All of the buses that the team rode seemed like time bombs of excessive speeding, with dozens of passengers on board. They at times accelerated to above 80 kilometers per hour in residential areas such as Susaek and Banpo roads, where countless people are on the move amid the heavy concentration of apartment complexes and schools there. On express ways such as the Seoul Metropolitan Beltway, Jayu Road and Uiwang Junction, buses changed lanes in a zigzag form to speed up.

Inter-city bus No. 1500 linking Seoul’s Yeongdeungpo district with Paju would speed more than 80 kilometers per hour near Daehwa subway station in Goyang, where the speed limit is 60 kilometers. Inter-city buses Nos. 3007, 7000 and 7001 linking Suwon with the Gangnam and Yangjae districts of Seoul would also speed aggressively as soon as they exited urban areas.

Buses habitually sped in urban areas with a speed limit of 60 kilometers per hour, as well as on expressways, including Jayu Road and Uiwang junctions on the Gwacheon-Bongdam Expressway. One 41-year-old passenger who rides No. 3007 said, “Buses are driving too violently. I even thought about calling the bus company due to anxiety because I felt like I was threatened by a lethal weapon.”

An analysis of the data recorders suggested that buses from both companies sped 12.6 times on average per 10-kilometer (6.3 mile) distance. A speeding violation was determined whenever a bus exceeded the speed limit by more than 20 kilometers per second. Considering that inter-city buses travel more than 50 kilometers on average, they effectively commit speeding violations 62 times on average per trip.

○ Growing safety fears over shock of sudden braking or collision

To measure the shock to passengers from a sudden braking on a bus, the Dong-A team visited the transportation authority’s traffic safety education center in Sangju, North Gyeongsang Province. The test speed was merely 10 kilometers per hour.

Ha Seung-woo, a professor at the educational development division at the agency, said, “Please fasten your seat belts and hold your handle tightly.”

The bus was moving at a slow speed, but the moment sudden braking was applied, the reporter sitting in a seat felt a shock so powerful that he hit his head on the seat in front of him. “If a bus hits another vehicle at a speed of 100 kilometers (63 miles) per hour, the passengers have a 99.9-percent chance to suffer severe injury. Also, the chance of a passenger in such a bus to suffer a fatal injury is nine times higher than if the bus hit the vehicle at 48 kilometers (29 miles) per hour," Ha said.

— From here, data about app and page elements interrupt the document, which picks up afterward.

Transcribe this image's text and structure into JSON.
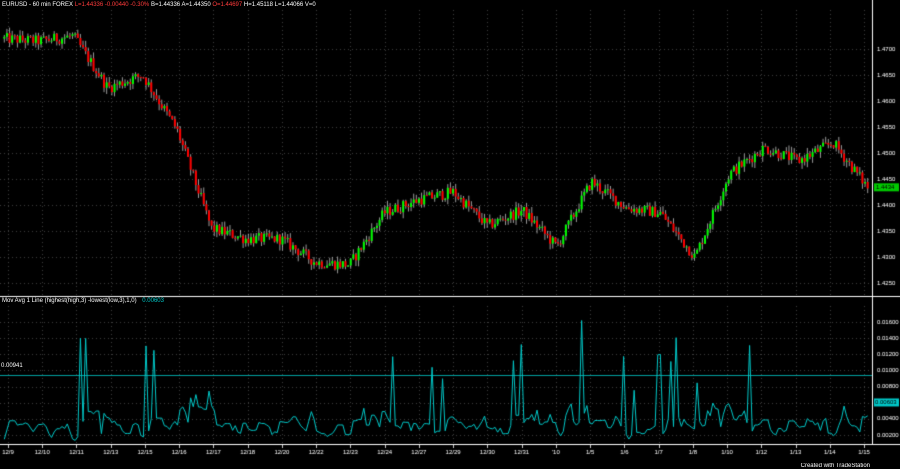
{
  "header": {
    "symbol": "EURUSD - 60 min FOREX",
    "last": "L=1.44336",
    "change": "-0.00440",
    "change_pct": "-0.30%",
    "bid": "B=1.44336",
    "ask": "A=1.44350",
    "open": "O=1.44697",
    "high": "H=1.45118",
    "low": "L=1.44066",
    "volume": "V=0"
  },
  "indicator": {
    "title": "Mov Avg 1 Line (highest(high,3) -lowest(low,3),1,0)",
    "value": "0.00603",
    "ref_line_label": "0.00941",
    "current_badge": "0.00603"
  },
  "price_badge": "1.4434",
  "footer": "Created with TradeStation",
  "colors": {
    "background": "#000000",
    "up_candle": "#00ff00",
    "down_candle": "#ff0000",
    "wick": "#ffffff",
    "indicator_line": "#00c8c8",
    "ref_line": "#00c8c8",
    "badge_bg": "#00c800",
    "grid": "#666666",
    "header_red": "#ff3b3b"
  },
  "chart_data": [
    {
      "type": "candlestick",
      "y_ticks": [
        "1.4700",
        "1.4650",
        "1.4600",
        "1.4550",
        "1.4500",
        "1.4450",
        "1.4400",
        "1.4350",
        "1.4300",
        "1.4250"
      ],
      "x_ticks": [
        "12/9",
        "12/10",
        "12/11",
        "12/13",
        "12/15",
        "12/16",
        "12/17",
        "12/18",
        "12/20",
        "12/22",
        "12/23",
        "12/24",
        "12/27",
        "12/29",
        "12/30",
        "12/31",
        "'10",
        "1/5",
        "1/6",
        "1/7",
        "1/8",
        "1/10",
        "1/12",
        "1/13",
        "1/14",
        "1/15"
      ],
      "ylim": [
        1.4225,
        1.4775
      ],
      "trend": {
        "x": [
          "12/9",
          "12/10",
          "12/11",
          "12/13",
          "12/15",
          "12/16",
          "12/17",
          "12/18",
          "12/20",
          "12/22",
          "12/23",
          "12/24",
          "12/27",
          "12/29",
          "12/30",
          "12/31",
          "'10",
          "1/5",
          "1/6",
          "1/7",
          "1/8",
          "1/10",
          "1/12",
          "1/13",
          "1/14",
          "1/15"
        ],
        "close": [
          1.472,
          1.4715,
          1.4725,
          1.4625,
          1.465,
          1.4545,
          1.4355,
          1.4335,
          1.4335,
          1.429,
          1.4285,
          1.4385,
          1.441,
          1.4425,
          1.436,
          1.439,
          1.432,
          1.4445,
          1.4395,
          1.4385,
          1.43,
          1.446,
          1.451,
          1.4485,
          1.452,
          1.4434
        ]
      }
    },
    {
      "type": "line",
      "title": "Mov Avg 1 Line (highest(high,3) -lowest(low,3),1,0)",
      "y_ticks": [
        "0.01600",
        "0.01400",
        "0.01200",
        "0.01000",
        "0.00800",
        "0.00600",
        "0.00400",
        "0.00200"
      ],
      "ylim": [
        0.001,
        0.018
      ],
      "ref_line": 0.00941,
      "last_value": 0.00603
    }
  ]
}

The number of traffic accidents involving buses exceeds 8,000 each year in Korea, or around a third of that of accidents involving taxis (30,00O), but the number of deaths is similar. In 2010, the number of traffic accidents involving buses was about 8,300 cases and that of accidents involving taxis was 28,000 cases, but the number of deaths was higher in bus accidents. Buses speeding also poses a major threat to pedestrians, with 117 killed after being run over by buses in 2011. One office worker, said, “When an inter-city bus passes by while I wait at a bus stop on a median divide, I feel really in danger. Will authorities crack down on their speeding only after a bus runs over a bus stop and causes a massive accident that kills many?"

Bus drivers say they have no choice but to speed in the morning and evening rush hours, adding that many passengers pressure them to speed and that they must keep interval times. A driver of bus No. 1000 said, “We`re fiercely competing with other bus companies that operate buses on a similar path,” adding, “We feel a sense of crisis that we can`t afford to drive slowly alone.”